What needs to be done
Go through the data underneath and report how many lines hold the string "准备献祭", giving only the number.

(Excerpted data)

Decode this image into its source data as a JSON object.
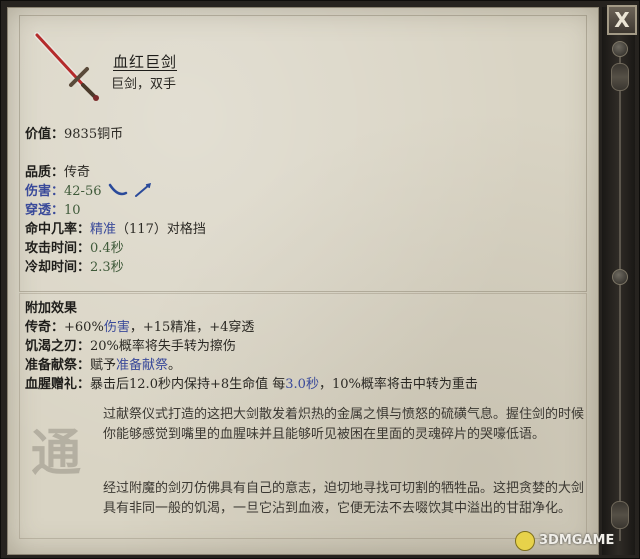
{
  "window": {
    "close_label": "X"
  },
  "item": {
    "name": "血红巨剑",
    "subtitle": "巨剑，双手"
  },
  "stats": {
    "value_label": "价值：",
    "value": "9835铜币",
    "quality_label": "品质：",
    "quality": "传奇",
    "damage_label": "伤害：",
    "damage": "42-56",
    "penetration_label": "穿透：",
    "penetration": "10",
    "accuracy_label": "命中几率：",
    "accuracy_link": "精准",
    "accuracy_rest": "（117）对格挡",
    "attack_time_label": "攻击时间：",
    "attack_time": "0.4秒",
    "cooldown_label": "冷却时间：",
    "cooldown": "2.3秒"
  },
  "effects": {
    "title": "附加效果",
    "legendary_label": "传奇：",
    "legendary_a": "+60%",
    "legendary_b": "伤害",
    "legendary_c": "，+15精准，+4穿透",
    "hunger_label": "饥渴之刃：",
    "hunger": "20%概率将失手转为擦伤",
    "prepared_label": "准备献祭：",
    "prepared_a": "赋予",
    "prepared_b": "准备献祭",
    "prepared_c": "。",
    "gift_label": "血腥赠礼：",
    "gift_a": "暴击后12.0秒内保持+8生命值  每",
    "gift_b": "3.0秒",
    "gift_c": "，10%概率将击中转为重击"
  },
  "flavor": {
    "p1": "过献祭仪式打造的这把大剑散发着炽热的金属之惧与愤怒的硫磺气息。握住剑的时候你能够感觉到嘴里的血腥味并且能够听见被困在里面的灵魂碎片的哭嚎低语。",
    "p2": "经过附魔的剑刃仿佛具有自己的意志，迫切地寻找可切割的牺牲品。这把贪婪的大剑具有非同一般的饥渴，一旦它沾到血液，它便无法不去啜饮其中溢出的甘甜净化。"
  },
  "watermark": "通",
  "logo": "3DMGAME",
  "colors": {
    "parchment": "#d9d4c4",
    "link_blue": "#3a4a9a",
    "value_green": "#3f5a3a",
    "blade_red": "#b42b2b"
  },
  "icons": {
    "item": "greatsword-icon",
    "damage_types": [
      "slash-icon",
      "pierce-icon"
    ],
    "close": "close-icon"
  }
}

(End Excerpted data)

Solution to this exercise
2